Haldol, Loxapine, and Thorazine are traditional antipsychotics (which are used for severe manic episodes) as well as newer antipsychotic drugs, which are atypical antipsychotics. Specifically, cariprazine (Vraylar) can treat manic and mixed episodes of psychosis.
Aripiprazole (Abilify), asenapine (Saphris), clozapine (Clozaril), olanzapine (Zyprexa), quetiapine (Seroquel), risperidone (Risperdal), and ziprasidone (Geodon) are often used, and many other drugs are available. In cases of bipolar I depression, lurasidone (Latuda) can either be used alone or in combination with lithium or valproate (Depakote). Sometimes antipsychotic medicines are used to prevent psychosis.
The class of drugs known as minor tranquilizers includes alprazolam (Xanax), diazepam (Valium), and lorazepam (Ativan). Occasionally used to treat acute symptoms accompanying mania, such as agitation and insomnia, have little effect on core mood symptoms such as euphoria or depression. Additionally, they can form habits, so they must be closely monitored.
Researchers have shown that common antidepressants like fluoxetine (Prozac), paroxetine (Paxil), and sertraline (Zoloft) should not be used to treat depression in bipolar I disorder the way they would for unipolar depression. It is possible for them to also trigger or worsen manic episodes in people with bipolar disorder.
Studies suggest that some antidepressants (such as Prozac and Zoloft) may be more effective and safer for bipolar II depression than for bipolar I depression. Due to these factors, bipolar disorder medications with antidepressant properties are first-line treatments for depression, provided they do not cause or worsen mania.
The four FDA-approved treatments for bipolar depression are lurasidone (Latuda), olanzapine-fluoxetine (Symbyax) combination, quetiapine (Seroquel), or quetiapine fumarate (Seroquel XR), and cariprazine (Vraylar).
Mood-stabilizing treatments such as lithium, Depakote, and lamotrigine (Lamictal) may sometimes be prescribed to treat acute bipolar depression (though none of these medicines has FDA approval specifically for this condition). Occasionally, an antidepressant or another medicine may be prescribed after several weeks if these treatments do not work. You may also benefit from cognitive-behavioral therapy.
To prevent recurrences of bipolar I disorder (mania or depression), a continuous course of medications is usually recommended.
Related: Inhalant Use Disorder
Electroconvulsive therapy (ECT)
Although electroconvulsive therapy (ECT) has a scary reputation, safe and effective treatment can effectively treat both manic and depressive symptoms.

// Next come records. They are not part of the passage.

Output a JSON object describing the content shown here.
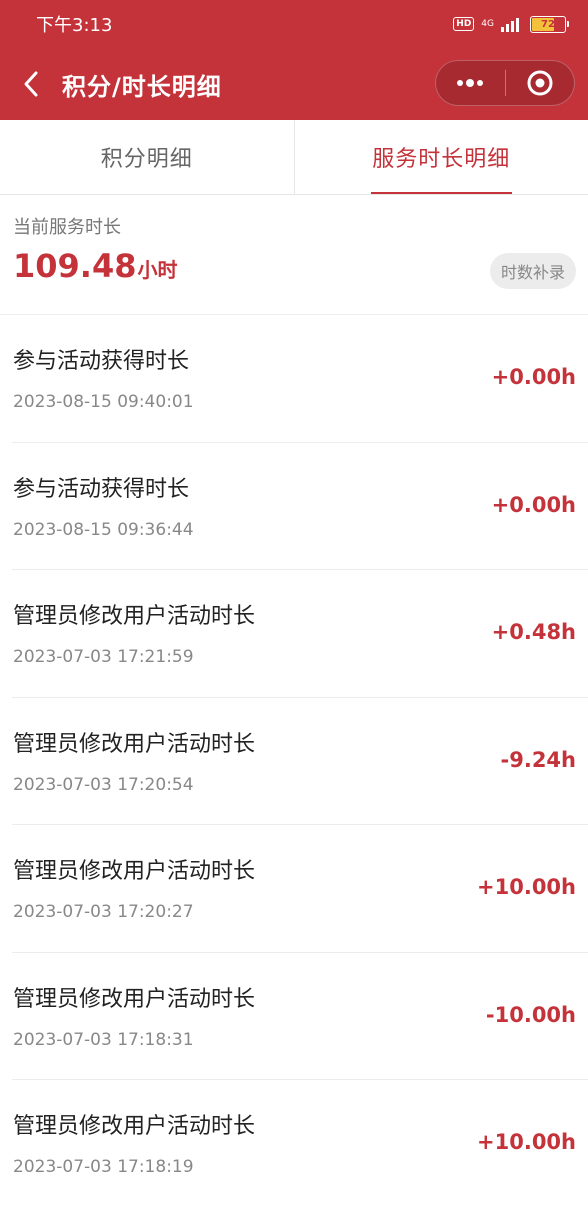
{
  "status_bar": {
    "time": "下午3:13",
    "hd": "HD",
    "network": "4G",
    "battery": "72",
    "battery_level": 0.72
  },
  "navbar": {
    "title": "积分/时长明细",
    "back_icon": "chevron-left-icon",
    "more_icon": "more-dots-icon",
    "close_icon": "target-circle-icon"
  },
  "tabs": [
    {
      "label": "积分明细",
      "active": false
    },
    {
      "label": "服务时长明细",
      "active": true
    }
  ],
  "summary": {
    "label": "当前服务时长",
    "value": "109.48",
    "unit": "小时",
    "supplement_button": "时数补录"
  },
  "records": [
    {
      "title": "参与活动获得时长",
      "time": "2023-08-15 09:40:01",
      "amount": "+0.00h"
    },
    {
      "title": "参与活动获得时长",
      "time": "2023-08-15 09:36:44",
      "amount": "+0.00h"
    },
    {
      "title": "管理员修改用户活动时长",
      "time": "2023-07-03 17:21:59",
      "amount": "+0.48h"
    },
    {
      "title": "管理员修改用户活动时长",
      "time": "2023-07-03 17:20:54",
      "amount": "-9.24h"
    },
    {
      "title": "管理员修改用户活动时长",
      "time": "2023-07-03 17:20:27",
      "amount": "+10.00h"
    },
    {
      "title": "管理员修改用户活动时长",
      "time": "2023-07-03 17:18:31",
      "amount": "-10.00h"
    },
    {
      "title": "管理员修改用户活动时长",
      "time": "2023-07-03 17:18:19",
      "amount": "+10.00h"
    }
  ],
  "colors": {
    "brand": "#c4323a",
    "muted_text": "#888888",
    "divider": "#ececec"
  }
}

When medications may not be effective or likely to bring symptom relief fast enough in treating bipolar I disorder, ECT can often be used.
Can bipolar I disorder be prevented?
It is unknown what causes bipolar disorder. There is no way to prevent bipolar I disorder entirely.
Once bipolar disorder has been diagnosed, there are ways to lower the risk of episodes of mania or depression. Regular therapeutic sessions with a psychologist or social worker can assist people in identifying factors that contribute to mood destabilization (such as sleep deprivation, drug or alcohol abuse, and poor stress management), which may result in fewer hospitalizations and overall feeling better. Manic and depressive episodes can be prevented by taking medicine regularly.
How is bipolar I different from other types of bipolar disorder?
The severely abnormally elevated moods and behaviors that characterize bipolar I disorder are experienced by people with the disorder. Symptoms of manic depression can cause serious disruptions in life (e.g., spending the family fortune or becoming pregnant unintentionally).
Mania never occurs in bipolar disorder type II. Sometimes they appear to be extremely cheerful and even entertaining — the “life of the party.” You might think that’s not so bad, but bipolar II disorder generally involves severe and disabling depression, which can often make treatment much more difficult than it would be if hypomania never happened.